Exercise aim: Output the entries as they appear, skipping images.

Input data:
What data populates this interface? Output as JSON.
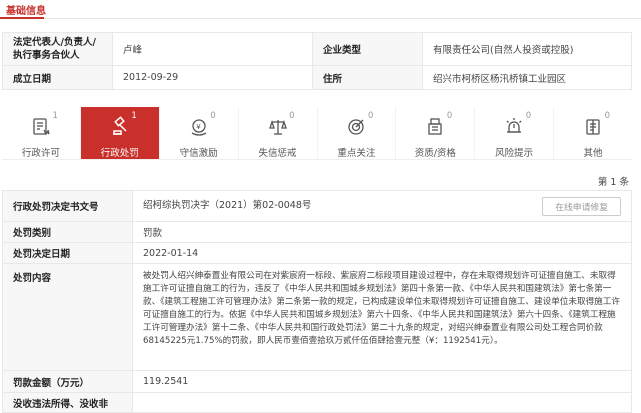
{
  "section": {
    "title": "基础信息"
  },
  "info": {
    "legal_rep_label": "法定代表人/负责人/执行事务合伙人",
    "legal_rep_value": "卢峰",
    "company_type_label": "企业类型",
    "company_type_value": "有限责任公司(自然人投资或控股)",
    "established_label": "成立日期",
    "established_value": "2012-09-29",
    "address_label": "住所",
    "address_value": "绍兴市柯桥区杨汛桥镇工业园区"
  },
  "categories": [
    {
      "label": "行政许可",
      "count": "1",
      "icon": "license-doc-icon",
      "active": false
    },
    {
      "label": "行政处罚",
      "count": "1",
      "icon": "gavel-icon",
      "active": true
    },
    {
      "label": "守信激励",
      "count": "0",
      "icon": "coin-incentive-icon",
      "active": false
    },
    {
      "label": "失信惩戒",
      "count": "0",
      "icon": "scales-icon",
      "active": false
    },
    {
      "label": "重点关注",
      "count": "0",
      "icon": "target-icon",
      "active": false
    },
    {
      "label": "资质/资格",
      "count": "0",
      "icon": "qualification-icon",
      "active": false
    },
    {
      "label": "风险提示",
      "count": "0",
      "icon": "warning-bell-icon",
      "active": false
    },
    {
      "label": "其他",
      "count": "0",
      "icon": "other-doc-icon",
      "active": false
    }
  ],
  "pagination": {
    "text": "第 1 条"
  },
  "detail": {
    "doc_no_label": "行政处罚决定书文号",
    "doc_no_value": "绍柯综执罚决字（2021）第02-0048号",
    "apply_button": "在线申请修复",
    "category_label": "处罚类别",
    "category_value": "罚款",
    "date_label": "处罚决定日期",
    "date_value": "2022-01-14",
    "content_label": "处罚内容",
    "content_value": "被处罚人绍兴绅泰置业有限公司在对紫宸府一标段、紫宸府二标段项目建设过程中，存在未取得规划许可证擅自施工、未取得施工许可证擅自施工的行为，违反了《中华人民共和国城乡规划法》第四十条第一款、《中华人民共和国建筑法》第七条第一款、《建筑工程施工许可管理办法》第二条第一款的规定，已构成建设单位未取得规划许可证擅自施工、建设单位未取得施工许可证擅自施工的行为。依据《中华人民共和国城乡规划法》第六十四条、《中华人民共和国建筑法》第六十四条、《建筑工程施工许可管理办法》第十二条、《中华人民共和国行政处罚法》第二十九条的规定，对绍兴绅泰置业有限公司处工程合同价款68145225元1.75%的罚款，即人民币壹佰壹拾玖万贰仟伍佰肆拾壹元整（¥：1192541元）。",
    "amount_label": "罚款金额（万元）",
    "amount_value": "119.2541",
    "next_label": "没收违法所得、没收非"
  }
}
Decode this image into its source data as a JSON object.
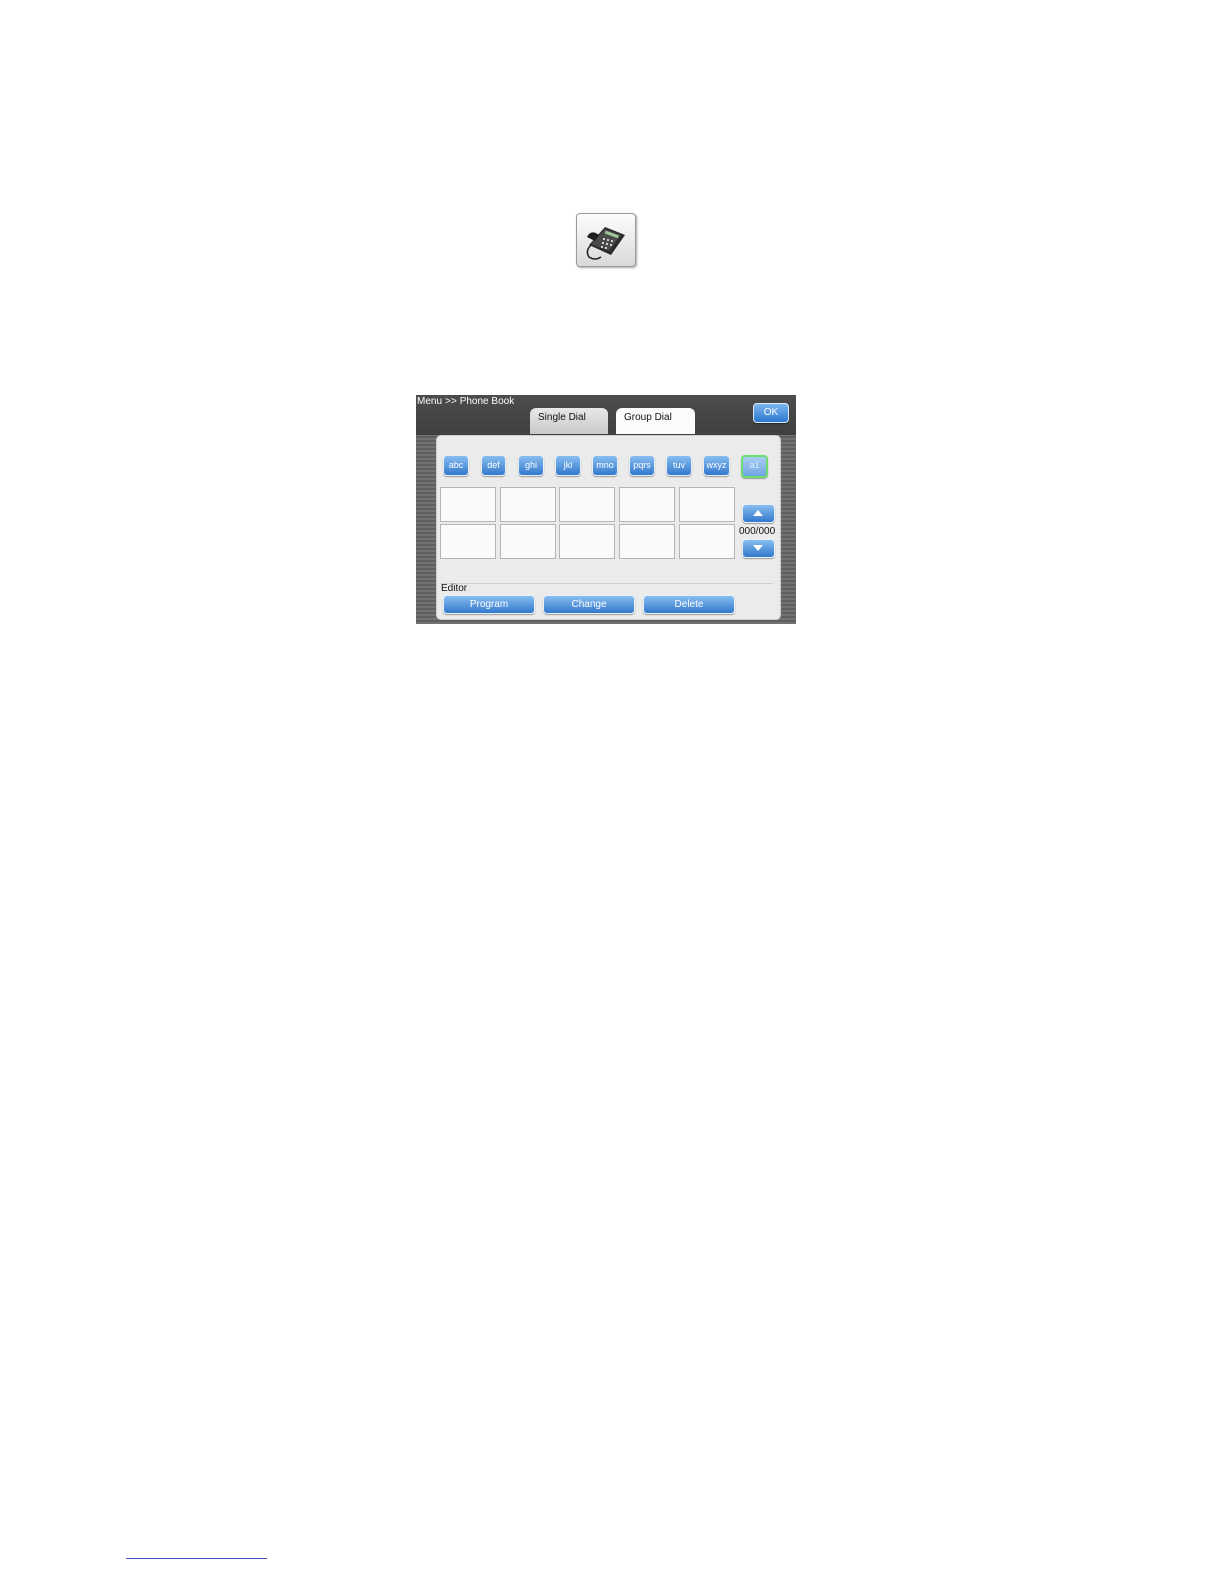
{
  "icons": {
    "phone": "desk-telephone-icon",
    "scroll_up": "triangle-up-icon",
    "scroll_down": "triangle-down-icon"
  },
  "header": {
    "breadcrumb_root": "Menu",
    "breadcrumb_sep": ">>",
    "breadcrumb_page": "Phone Book",
    "ok_label": "OK"
  },
  "tabs": [
    {
      "label": "Single Dial",
      "selected": false
    },
    {
      "label": "Group Dial",
      "selected": true
    }
  ],
  "letter_filters": [
    "abc",
    "def",
    "ghi",
    "jkl",
    "mno",
    "pqrs",
    "tuv",
    "wxyz",
    "a1"
  ],
  "list": {
    "counter": "000/000",
    "entries": [
      "",
      "",
      "",
      "",
      "",
      "",
      "",
      "",
      "",
      ""
    ]
  },
  "editor": {
    "label": "Editor",
    "buttons": [
      "Program",
      "Change",
      "Delete"
    ]
  },
  "colors": {
    "accent": "#3379cd",
    "selected_outline": "#6fdc6f",
    "bar": "#4d4d4d"
  }
}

Written reply:
What data populates this interface? Output as JSON.
{
  "section": {
    "title": "基础信息"
  },
  "info": {
    "legal_rep_label": "法定代表人/负责人/执行事务合伙人",
    "legal_rep_value": "卢峰",
    "company_type_label": "企业类型",
    "company_type_value": "有限责任公司(自然人投资或控股)",
    "established_label": "成立日期",
    "established_value": "2012-09-29",
    "address_label": "住所",
    "address_value": "绍兴市柯桥区杨汛桥镇工业园区"
  },
  "categories": [
    {
      "label": "行政许可",
      "count": "1",
      "icon": "license-doc-icon",
      "active": false
    },
    {
      "label": "行政处罚",
      "count": "1",
      "icon": "gavel-icon",
      "active": true
    },
    {
      "label": "守信激励",
      "count": "0",
      "icon": "coin-incentive-icon",
      "active": false
    },
    {
      "label": "失信惩戒",
      "count": "0",
      "icon": "scales-icon",
      "active": false
    },
    {
      "label": "重点关注",
      "count": "0",
      "icon": "target-icon",
      "active": false
    },
    {
      "label": "资质/资格",
      "count": "0",
      "icon": "qualification-icon",
      "active": false
    },
    {
      "label": "风险提示",
      "count": "0",
      "icon": "warning-bell-icon",
      "active": false
    },
    {
      "label": "其他",
      "count": "0",
      "icon": "other-doc-icon",
      "active": false
    }
  ],
  "pagination": {
    "text": "第 1 条"
  },
  "detail": {
    "doc_no_label": "行政处罚决定书文号",
    "doc_no_value": "绍柯综执罚决字（2021）第02-0048号",
    "apply_button": "在线申请修复",
    "category_label": "处罚类别",
    "category_value": "罚款",
    "date_label": "处罚决定日期",
    "date_value": "2022-01-14",
    "content_label": "处罚内容",
    "content_value": "被处罚人绍兴绅泰置业有限公司在对紫宸府一标段、紫宸府二标段项目建设过程中，存在未取得规划许可证擅自施工、未取得施工许可证擅自施工的行为，违反了《中华人民共和国城乡规划法》第四十条第一款、《中华人民共和国建筑法》第七条第一款、《建筑工程施工许可管理办法》第二条第一款的规定，已构成建设单位未取得规划许可证擅自施工、建设单位未取得施工许可证擅自施工的行为。依据《中华人民共和国城乡规划法》第六十四条、《中华人民共和国建筑法》第六十四条、《建筑工程施工许可管理办法》第十二条、《中华人民共和国行政处罚法》第二十九条的规定，对绍兴绅泰置业有限公司处工程合同价款68145225元1.75%的罚款，即人民币壹佰壹拾玖万贰仟伍佰肆拾壹元整（¥：1192541元）。",
    "amount_label": "罚款金额（万元）",
    "amount_value": "119.2541",
    "next_label": "没收违法所得、没收非"
  }
}
Decode this image into its source data as a JSON object.
{
  "icons": {
    "phone": "desk-telephone-icon",
    "scroll_up": "triangle-up-icon",
    "scroll_down": "triangle-down-icon"
  },
  "header": {
    "breadcrumb_root": "Menu",
    "breadcrumb_sep": ">>",
    "breadcrumb_page": "Phone Book",
    "ok_label": "OK"
  },
  "tabs": [
    {
      "label": "Single Dial",
      "selected": false
    },
    {
      "label": "Group Dial",
      "selected": true
    }
  ],
  "letter_filters": [
    "abc",
    "def",
    "ghi",
    "jkl",
    "mno",
    "pqrs",
    "tuv",
    "wxyz",
    "a1"
  ],
  "list": {
    "counter": "000/000",
    "entries": [
      "",
      "",
      "",
      "",
      "",
      "",
      "",
      "",
      "",
      ""
    ]
  },
  "editor": {
    "label": "Editor",
    "buttons": [
      "Program",
      "Change",
      "Delete"
    ]
  },
  "colors": {
    "accent": "#3379cd",
    "selected_outline": "#6fdc6f",
    "bar": "#4d4d4d"
  }
}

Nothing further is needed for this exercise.